Material to process >>
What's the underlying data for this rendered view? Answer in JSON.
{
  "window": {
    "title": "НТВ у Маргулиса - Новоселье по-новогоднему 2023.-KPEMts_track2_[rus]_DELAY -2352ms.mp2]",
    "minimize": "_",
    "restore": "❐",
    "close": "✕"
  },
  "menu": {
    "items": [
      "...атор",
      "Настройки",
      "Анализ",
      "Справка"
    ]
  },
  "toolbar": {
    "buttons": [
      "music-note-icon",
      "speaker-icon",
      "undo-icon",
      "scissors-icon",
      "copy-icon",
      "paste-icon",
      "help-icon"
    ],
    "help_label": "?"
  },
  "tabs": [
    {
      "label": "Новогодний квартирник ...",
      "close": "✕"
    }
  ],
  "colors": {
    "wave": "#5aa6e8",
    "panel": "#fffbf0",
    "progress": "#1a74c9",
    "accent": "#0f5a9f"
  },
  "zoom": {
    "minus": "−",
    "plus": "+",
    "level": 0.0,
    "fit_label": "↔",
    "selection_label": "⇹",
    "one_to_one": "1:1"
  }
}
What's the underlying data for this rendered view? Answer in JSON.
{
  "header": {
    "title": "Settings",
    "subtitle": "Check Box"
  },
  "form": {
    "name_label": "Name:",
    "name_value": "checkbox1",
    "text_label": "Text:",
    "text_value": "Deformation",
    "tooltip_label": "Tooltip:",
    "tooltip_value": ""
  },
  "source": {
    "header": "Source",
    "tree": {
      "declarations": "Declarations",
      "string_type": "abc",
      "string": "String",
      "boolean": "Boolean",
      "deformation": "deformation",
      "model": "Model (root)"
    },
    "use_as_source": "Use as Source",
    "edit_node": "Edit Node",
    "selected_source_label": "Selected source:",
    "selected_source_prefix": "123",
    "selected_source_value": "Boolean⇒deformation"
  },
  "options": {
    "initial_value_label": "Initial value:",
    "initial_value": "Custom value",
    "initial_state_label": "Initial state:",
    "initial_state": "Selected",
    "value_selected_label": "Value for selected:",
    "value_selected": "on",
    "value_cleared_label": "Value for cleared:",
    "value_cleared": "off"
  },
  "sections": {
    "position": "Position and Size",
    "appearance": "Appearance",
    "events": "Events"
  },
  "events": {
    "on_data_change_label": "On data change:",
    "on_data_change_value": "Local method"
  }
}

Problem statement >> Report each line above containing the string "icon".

The answer >>
      "music-note-icon",
      "speaker-icon",
      "undo-icon",
      "scissors-icon",
      "copy-icon",
      "paste-icon",
      "help-icon"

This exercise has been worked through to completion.